Affordable housing is the issue Unite Here Local 11 said it feels was not addressed when the development was approved and why it currently opposes the project. “We watch municipalities change development rules to make it easier to build luxury commercial projects like hotels, but they do not always do this for housing,” said Danielle Wilson, a research analyst with Unite Here Local 11. “We believe the development agreement between the city and the developer for the project is weak and does not provide sufficient community benefits, including by failing to earmark any of the funds for affordable housing.”

Some contend the union is just trying to pressure Cheval Blanc to let its hotel workers unionize. Wilson denied that, and Melwani maintained it is up to the hotel workers to decide to unionize or not. Three of Beverly Hills’ 16 hotels (the Beverly Wilshire Hotel, the Waldorf Astoria Beverly Hills and the Beverly Hilton) are unionized, the city said.

Cheval Blanc proponents believe this hotel is a win/win situation for Beverly Hills. It provides an additional revenue source and a badly needed anchor at the north end of the street.

“This is honestly, truly a no-brainer,” said Kathy Gohari, the boutique director at Audemars Piguet and the president of the Rodeo Drive Committee. “For decades, Rodeo Drive has had an amazing anchor with the Beverly Wilshire Hotel on the south. But one of our most important blocks [on the north] on Rodeo Drive has never flourished. What better partner than Cheval Blanc to do that?”

Merchants believe a new hotel and its tax revenue will help keep the area safe with more funding for the Beverly Hills Police Department, whose average response time to most crimes is only three minutes. During the pandemic and after, there was a rash of jewelry store smash-and-grabs on Rodeo Drive as well as attempted store robberies.

Now there is enhanced security with more street cameras, drones, private security and police patrols. Last December, the police department added a new drone called “Hawkeye,” whose high-resolution camera can read license plates a half-mile away. Rodeo Drive store owners emphasize this all takes money.

Lili Bosse, Beverly Hills’ mayor when the project was approved last November and a current city council member, believes this multimillion-dollar development, whose total cost has not been revealed, is just what Rodeo Drive needs to burnish its image and guarantee future revenue. The hotel should generate some $778 million in unrestricted funding over the next 30 years, $26 million in non-earmarked funds and $2 million to support local art and culture.

Bosse said the city council can use part of that unrestricted funding for affordable housing. “I feel that this project really is going to take our city into the next 100 years,” said the city council member, who has lived in the city for 50 years since she was a child. “I think this project will be world-renowned.
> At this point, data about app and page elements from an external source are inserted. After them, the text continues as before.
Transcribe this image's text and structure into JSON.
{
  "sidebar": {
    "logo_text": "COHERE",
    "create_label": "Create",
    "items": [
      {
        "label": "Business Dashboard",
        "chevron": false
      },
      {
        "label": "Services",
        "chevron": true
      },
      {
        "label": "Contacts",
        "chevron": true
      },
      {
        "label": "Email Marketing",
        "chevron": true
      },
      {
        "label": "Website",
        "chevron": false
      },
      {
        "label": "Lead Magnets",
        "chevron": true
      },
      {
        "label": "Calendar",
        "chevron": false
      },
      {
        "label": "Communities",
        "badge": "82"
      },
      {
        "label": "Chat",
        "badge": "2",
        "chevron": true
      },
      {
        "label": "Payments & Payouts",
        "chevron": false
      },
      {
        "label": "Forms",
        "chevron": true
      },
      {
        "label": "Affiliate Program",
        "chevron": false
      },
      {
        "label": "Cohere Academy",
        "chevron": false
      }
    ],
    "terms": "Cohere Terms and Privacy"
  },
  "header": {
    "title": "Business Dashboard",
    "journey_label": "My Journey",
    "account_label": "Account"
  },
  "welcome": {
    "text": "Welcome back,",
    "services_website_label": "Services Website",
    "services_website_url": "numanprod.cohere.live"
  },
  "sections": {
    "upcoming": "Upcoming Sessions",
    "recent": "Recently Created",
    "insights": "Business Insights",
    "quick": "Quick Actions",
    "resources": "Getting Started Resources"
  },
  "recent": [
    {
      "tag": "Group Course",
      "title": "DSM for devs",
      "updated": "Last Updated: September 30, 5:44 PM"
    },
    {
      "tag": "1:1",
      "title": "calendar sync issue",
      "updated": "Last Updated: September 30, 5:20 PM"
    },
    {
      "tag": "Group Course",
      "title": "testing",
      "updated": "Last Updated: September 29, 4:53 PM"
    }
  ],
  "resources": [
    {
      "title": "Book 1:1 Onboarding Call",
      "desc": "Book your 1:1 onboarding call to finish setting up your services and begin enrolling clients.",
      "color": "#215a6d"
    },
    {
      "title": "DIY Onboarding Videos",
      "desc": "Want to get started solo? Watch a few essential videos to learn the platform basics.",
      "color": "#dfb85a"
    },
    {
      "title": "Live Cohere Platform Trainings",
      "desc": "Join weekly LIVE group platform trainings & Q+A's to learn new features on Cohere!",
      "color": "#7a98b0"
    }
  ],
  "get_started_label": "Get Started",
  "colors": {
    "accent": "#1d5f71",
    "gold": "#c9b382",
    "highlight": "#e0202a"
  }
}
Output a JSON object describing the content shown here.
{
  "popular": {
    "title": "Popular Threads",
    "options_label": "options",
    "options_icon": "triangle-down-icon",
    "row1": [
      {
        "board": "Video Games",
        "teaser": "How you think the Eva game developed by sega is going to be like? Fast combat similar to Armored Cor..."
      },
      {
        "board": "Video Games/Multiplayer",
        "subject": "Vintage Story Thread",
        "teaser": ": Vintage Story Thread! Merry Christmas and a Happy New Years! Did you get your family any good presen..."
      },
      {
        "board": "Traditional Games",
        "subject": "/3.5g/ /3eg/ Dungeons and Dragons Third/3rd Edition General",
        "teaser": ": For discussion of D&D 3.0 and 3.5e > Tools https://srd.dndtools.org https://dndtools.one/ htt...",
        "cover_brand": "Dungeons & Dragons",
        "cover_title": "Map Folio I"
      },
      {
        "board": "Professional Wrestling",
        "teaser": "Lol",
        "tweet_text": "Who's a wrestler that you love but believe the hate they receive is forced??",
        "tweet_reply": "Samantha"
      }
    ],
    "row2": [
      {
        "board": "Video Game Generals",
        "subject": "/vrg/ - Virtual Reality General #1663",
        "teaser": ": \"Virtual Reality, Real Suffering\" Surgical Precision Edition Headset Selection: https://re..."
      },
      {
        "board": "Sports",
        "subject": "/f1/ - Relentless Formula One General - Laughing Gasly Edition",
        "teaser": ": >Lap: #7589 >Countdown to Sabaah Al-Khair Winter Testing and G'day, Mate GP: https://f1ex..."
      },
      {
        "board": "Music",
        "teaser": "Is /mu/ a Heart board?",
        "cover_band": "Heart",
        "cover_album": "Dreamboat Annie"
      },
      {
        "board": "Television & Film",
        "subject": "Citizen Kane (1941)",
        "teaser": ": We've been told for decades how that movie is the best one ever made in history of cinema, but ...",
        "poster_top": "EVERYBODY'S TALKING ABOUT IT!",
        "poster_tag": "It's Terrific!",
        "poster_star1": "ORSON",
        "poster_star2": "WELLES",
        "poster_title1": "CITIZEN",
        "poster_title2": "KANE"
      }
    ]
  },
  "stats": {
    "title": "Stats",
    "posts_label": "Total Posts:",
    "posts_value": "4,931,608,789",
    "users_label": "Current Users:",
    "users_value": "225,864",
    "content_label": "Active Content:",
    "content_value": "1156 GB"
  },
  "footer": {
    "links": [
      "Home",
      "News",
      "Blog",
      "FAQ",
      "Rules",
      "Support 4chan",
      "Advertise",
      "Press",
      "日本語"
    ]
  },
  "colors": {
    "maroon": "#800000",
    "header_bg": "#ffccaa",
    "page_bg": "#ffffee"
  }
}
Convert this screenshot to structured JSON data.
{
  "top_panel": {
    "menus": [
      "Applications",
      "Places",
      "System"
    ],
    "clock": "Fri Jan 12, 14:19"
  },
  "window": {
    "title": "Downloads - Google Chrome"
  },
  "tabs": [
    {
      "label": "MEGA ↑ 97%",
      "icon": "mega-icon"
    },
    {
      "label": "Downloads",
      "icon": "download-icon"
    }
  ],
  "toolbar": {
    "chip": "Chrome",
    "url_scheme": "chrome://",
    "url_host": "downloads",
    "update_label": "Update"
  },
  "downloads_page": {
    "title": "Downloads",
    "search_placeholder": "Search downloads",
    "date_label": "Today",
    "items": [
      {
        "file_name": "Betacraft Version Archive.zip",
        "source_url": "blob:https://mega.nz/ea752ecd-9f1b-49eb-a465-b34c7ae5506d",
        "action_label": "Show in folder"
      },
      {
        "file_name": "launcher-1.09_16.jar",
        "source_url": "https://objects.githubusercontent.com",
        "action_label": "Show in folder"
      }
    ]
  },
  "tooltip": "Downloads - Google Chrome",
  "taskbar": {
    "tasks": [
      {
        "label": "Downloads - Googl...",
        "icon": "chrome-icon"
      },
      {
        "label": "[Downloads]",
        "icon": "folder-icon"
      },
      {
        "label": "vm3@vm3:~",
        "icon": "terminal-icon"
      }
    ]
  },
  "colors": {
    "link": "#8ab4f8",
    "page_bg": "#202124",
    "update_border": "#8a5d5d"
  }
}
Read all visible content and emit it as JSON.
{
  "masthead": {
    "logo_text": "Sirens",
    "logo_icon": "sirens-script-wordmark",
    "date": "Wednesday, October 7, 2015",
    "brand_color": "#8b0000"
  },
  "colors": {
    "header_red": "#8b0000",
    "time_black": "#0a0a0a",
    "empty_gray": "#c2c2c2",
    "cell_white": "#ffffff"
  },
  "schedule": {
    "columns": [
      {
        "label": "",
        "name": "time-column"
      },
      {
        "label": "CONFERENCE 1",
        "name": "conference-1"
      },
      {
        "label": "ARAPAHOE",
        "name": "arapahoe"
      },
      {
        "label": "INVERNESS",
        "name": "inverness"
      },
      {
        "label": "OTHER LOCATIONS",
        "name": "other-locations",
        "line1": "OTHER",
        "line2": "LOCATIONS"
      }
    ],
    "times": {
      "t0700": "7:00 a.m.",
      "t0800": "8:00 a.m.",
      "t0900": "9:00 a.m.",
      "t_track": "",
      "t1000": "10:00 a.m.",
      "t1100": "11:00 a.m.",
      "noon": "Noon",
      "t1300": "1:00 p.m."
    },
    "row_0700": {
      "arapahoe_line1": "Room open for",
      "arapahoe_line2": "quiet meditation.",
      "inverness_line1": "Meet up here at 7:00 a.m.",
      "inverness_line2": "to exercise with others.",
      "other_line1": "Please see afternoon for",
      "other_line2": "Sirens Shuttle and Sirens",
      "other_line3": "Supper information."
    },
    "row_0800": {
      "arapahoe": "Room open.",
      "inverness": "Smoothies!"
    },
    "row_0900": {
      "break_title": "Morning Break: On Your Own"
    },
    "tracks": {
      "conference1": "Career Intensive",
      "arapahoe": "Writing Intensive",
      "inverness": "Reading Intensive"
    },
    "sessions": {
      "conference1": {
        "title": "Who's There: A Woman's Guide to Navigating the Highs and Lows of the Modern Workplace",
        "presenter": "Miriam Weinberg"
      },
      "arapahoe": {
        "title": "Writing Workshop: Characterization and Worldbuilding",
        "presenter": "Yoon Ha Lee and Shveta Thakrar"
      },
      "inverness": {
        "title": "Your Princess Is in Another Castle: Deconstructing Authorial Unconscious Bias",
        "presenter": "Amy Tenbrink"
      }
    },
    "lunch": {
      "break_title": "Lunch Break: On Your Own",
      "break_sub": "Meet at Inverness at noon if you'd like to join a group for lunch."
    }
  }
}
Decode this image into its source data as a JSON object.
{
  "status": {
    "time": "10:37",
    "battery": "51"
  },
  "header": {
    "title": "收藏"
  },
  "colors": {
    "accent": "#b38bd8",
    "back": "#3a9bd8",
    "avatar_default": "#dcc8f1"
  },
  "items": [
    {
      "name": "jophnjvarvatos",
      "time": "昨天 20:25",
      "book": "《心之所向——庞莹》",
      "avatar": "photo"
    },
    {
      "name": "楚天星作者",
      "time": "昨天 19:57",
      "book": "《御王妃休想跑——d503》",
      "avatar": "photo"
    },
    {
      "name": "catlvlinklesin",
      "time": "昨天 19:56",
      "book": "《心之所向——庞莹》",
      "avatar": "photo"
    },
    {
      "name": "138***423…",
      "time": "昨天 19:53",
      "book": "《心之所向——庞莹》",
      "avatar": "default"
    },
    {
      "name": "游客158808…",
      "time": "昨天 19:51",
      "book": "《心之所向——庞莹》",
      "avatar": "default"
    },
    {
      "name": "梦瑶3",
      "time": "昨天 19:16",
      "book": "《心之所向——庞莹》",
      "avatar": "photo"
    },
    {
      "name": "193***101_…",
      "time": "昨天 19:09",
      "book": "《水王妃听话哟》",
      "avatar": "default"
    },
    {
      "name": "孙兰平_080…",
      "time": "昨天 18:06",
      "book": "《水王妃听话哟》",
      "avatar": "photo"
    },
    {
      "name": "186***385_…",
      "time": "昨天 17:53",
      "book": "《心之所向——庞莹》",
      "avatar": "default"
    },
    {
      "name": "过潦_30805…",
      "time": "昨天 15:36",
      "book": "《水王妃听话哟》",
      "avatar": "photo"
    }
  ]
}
I think it is a gift to our community and future generations.”

Many feel honored that Beverly Hills was chosen to be Cheval Blanc’s first U.S. location. LVMH launched its ultra-high-end hotel chain in 2006 when it opened its first resort in the French ski resort of Courchevel. It has other locations in Paris and Saint-Tropez, France; St. Barths in the French West Indies, and Randheli in the Maldives.

This is not the first time that Beverly Hills voters have decided the fate of a luxury hotel. In 2005, many residents opposed the five-star Montage Hotel (now called The Maybourne Beverly Hills) because of its dense size some believed would gridlock traffic and not fit in with the village feel. The 214-room hotel rising eight stories spent years getting its project off the ground. In the end, it won the election. More than 4,000 voters gave a thumbs-up for the hotel while 3,400 residents nixed it.

“We have great confidence that the people of Beverly Hills will show their support for their city’s decision-making process and vote to reaffirm Cheval Blanc,” Melwani wrote in his email. “They will also send a message that Beverly Hills welcomes the kind of investment that will maintain and strengthen its position in the global pantheon of luxury.”

Best of WWD

Click here to read the full article.